The US plans to end combat operations in Afghanistan, according to officials, who noted that plans were being developed to transfer control of certain areas of the restive country over the next two years.
This is the most concrete vision for a transition of the Obama administration, The New York Times reported, noting that plan would be presented at a NATO summit meeting in Lisbon.
The Times also pointed out that the phased withdrawal was similar to the Iraq strategy under President George W Bush who ordered a troop surge in 2007, which eventually led to handing over key security areas to Iraqis in different regions.
"Iraq is a pretty decent blueprint for how to transition in Afghanistan," one American official said yesterday, speaking on conditions of anonymity.
"But the key will be constructing an Afghan force that is truly capable of taking the lead."
John McCain, Obama's opponent in the presidential race, criticised Obama's handling of the war by saying that his policies were influenced by his liberal politics.
"You don't fight and conduct wars that way," McCain said on "Meet the Press" on NBC, as quoted by the newspaper.
"You win, and then you leave. And that's what we've done in Iraq." On the same programme, the president's senior adviser, David Axelrod, said any pullout would be driven by strategy.
"We've always said it would be based on conditions on the ground, and that is still the case," he said.
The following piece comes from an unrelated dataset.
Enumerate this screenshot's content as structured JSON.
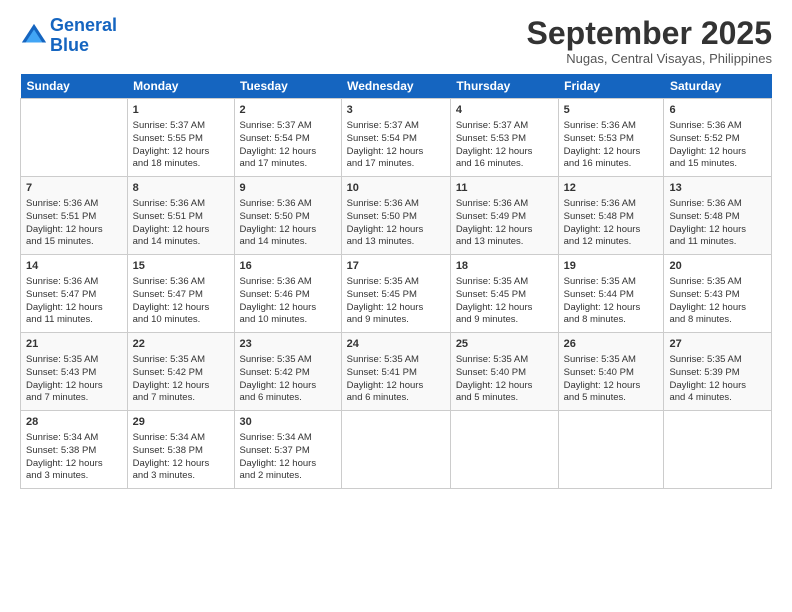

"But it's important to let the Afghans know that they have to pick up the pace in terms of training up the military, training up their police, being ready to accept responsibility."
Officials noted that transition to Afghan forces would depend on ground realities.
"This will be ground-up," said another official, as quoted by NYT.
There are approximately 100,000 troops in Afghanistan. The 2014 date was first suggested by President Hamid Karzai who has been asking for the reduction in the number of US troops in Afghanistan.
"The time has come to reduce the presence of, you know, boots in Afghanistan," he said, in an interview with The Washington Post.
Washington is already reviewing, which areas can be handed over to the Afghans, and could make some decisions by the end of the year, officials said.
The last transitions are planned for 2012, which will probably be hot spots like Khost and Kandahar.
Tens of thousands of American and NATO troops are likely to remain in the country to respond if needed in an emergency following the complete transition.
They will also continue training and mentoring the Afghan forces.